I left early this morning to head back. This trip has included a nostalgic return to places where I was supremely happy in my youth. I wrote about going back to university and the feelings that generated.
As part of my visiting places along the route, I stopped to see the horse farm where I used to ride. I had a difficult time finding the place. Where there were farm fields that used to have white fences with honeysuckle and sleek thoroughbreds grazing, there were now large homes. These homes were of the "pretend" stately variety. And they were everywhere.
I finally stopped at the tiny post office to ask where the farm was. The post mistress told me that the historic farmhouse had burned. The owner never was the same after that and died. A new owner tore down the thoroughbred barn and the fences. The old hay barn was left to disrepair. He bulldozed a lot of the land to flatten out the rolling hills and is going to develop the property.
I felt sick at heart. There were many happy memories there. What was once there is no longer. Thomas Wolfe wrote "You can't go home again". But I also like this from Sam Ewing, “When you finally go back to your old hometown, you find it wasn't the old home you missed but your childhood”.

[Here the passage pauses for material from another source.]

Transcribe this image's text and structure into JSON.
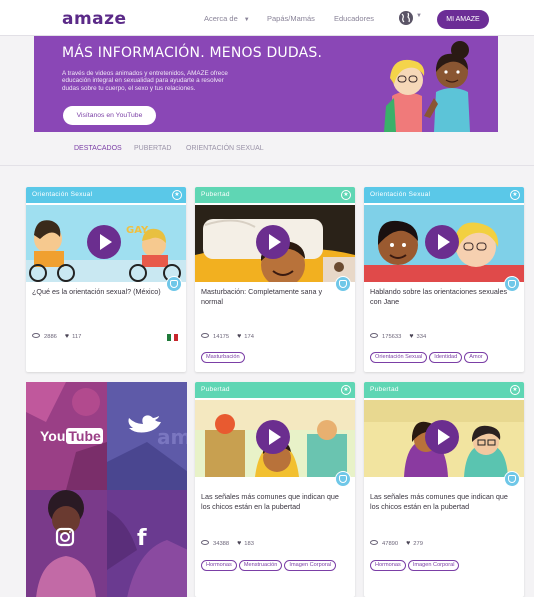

Maybe that's where the sadness lies--recalling youthful times. But every day is a memory ready to be made. And years from now I may look back at this time of my life and say, "Remember that May when I went on my trip to old haunts and came back home to the island and one I love." My program of recovery says that I won't regret the past or wish to shut the door on it. But I want to make some memories this day.